- Structural mechanics
- Piloting
- References

where θ is the angle in radians.

The small angle approximation is useful in many areas of engineering and physics, including mechanics, electromagnetics, optics (where it forms the basis of the paraxial approximation), cartography, astronomy, and so on.

## Graphic

The accuracy of the approximations can be seen below in Figure 1 and Figure 2. As the angle approaches zero, it is clear that the gap between the approximation and the original function quickly vanishes.

The red section on the right, d, is the difference between the lengths of the hypotenuse, H, and the adjacent side, A. As is shown, H and A are almost the same length, meaning cos *θ* is close to 1 and *θ*^{2}/2 helps trim the red away.

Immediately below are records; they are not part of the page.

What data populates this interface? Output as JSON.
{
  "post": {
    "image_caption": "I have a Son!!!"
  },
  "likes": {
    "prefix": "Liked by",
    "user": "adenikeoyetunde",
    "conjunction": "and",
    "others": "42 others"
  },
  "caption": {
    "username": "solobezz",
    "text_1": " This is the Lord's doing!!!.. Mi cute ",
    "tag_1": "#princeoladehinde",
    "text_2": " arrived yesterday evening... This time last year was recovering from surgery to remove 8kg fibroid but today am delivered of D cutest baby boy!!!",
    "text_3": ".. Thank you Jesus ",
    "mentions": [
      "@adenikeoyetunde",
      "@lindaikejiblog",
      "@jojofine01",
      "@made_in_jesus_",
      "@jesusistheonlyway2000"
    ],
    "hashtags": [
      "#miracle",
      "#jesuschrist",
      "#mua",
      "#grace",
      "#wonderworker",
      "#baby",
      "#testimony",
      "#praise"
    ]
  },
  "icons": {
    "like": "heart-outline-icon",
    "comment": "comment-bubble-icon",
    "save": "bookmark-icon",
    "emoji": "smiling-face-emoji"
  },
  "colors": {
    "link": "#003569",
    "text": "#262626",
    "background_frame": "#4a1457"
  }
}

The opposite leg, O, is approximately equal to the length of the blue arc, s. Gathering facts from geometry, *s* = *Aθ*, from trigonometry, sin *θ* = *O*/*H* and tan *θ* = *O*/*A*, and from the picture, *O* ≈ *s* and *H* ≈ *A* leads to:

Simplifying leaves,

## Algebraic

The Maclaurin expansion (the Taylor expansion about 0) of the relevant trigonometric function is

where θ is the angle in radians. In clearer terms,

It is readily seen that the second most significant (third-order) term falls off as the cube of the first term; thus, even for a not-so-small argument such as 0.01, the value of the second most significant term is on the order of 6994100000000000000♠0.000001, or 1/7004100000000000000♠10000 the first term. One can thus safely approximate:

By extension, since the cosine of a small angle is very nearly 1, and the tangent is given by the sine divided by the cosine,

## Error of the approximations

Figure 3 shows the relative errors of the small angle approximations. The angles at which the relative error exceeds 1% are as follows:

*θ*≈

*θ*at about 0.176 radians (10°).

*θ*≈

*θ*at about 0.244 radians (14°).

*θ*≈ 1 −

*θ*

^{2}/2 at about 0.664 radians (38°).

## Astronomy

In astronomy, the angle subtended by the image of a distant object is often only a few arcseconds, so it is well suited to the small angle approximation. The linear size (D) is related to the angular size (X) and the distance from the observer (d) by the simple formula

where X is measured in arcseconds.

The number 7005206265000000000♠206265 is approximately equal to the number of arcseconds in a circle (7006129600000000000♠1296000), divided by 2π.

The exact formula is

and the above approximation follows when tan *X* is replaced by X.

## Motion of a pendulum

The second-order cosine approximation is especially useful in calculating the potential energy of a pendulum, which can then be applied with a Lagrangian to find the indirect (energy) equation of motion.

When calculating the period of a simple pendulum, the small-angle approximation for sine is used to allow the resulting differential equation to be solved easily by comparison with the differential equation describing simple harmonic motion.

## Structural mechanics

The small-angle approximation also appears in structural mechanics, especially in stability and bifurcation analyses (mainly of axially-loaded columns ready to undergo buckling). This leads to significant simplifications, though at a cost in accuracy and insight into the true behavior.

## Piloting

The 1 in 60 rule used in air navigation has its basis in the small-angle approximation, plus the fact that one radian is approximately 60 degrees.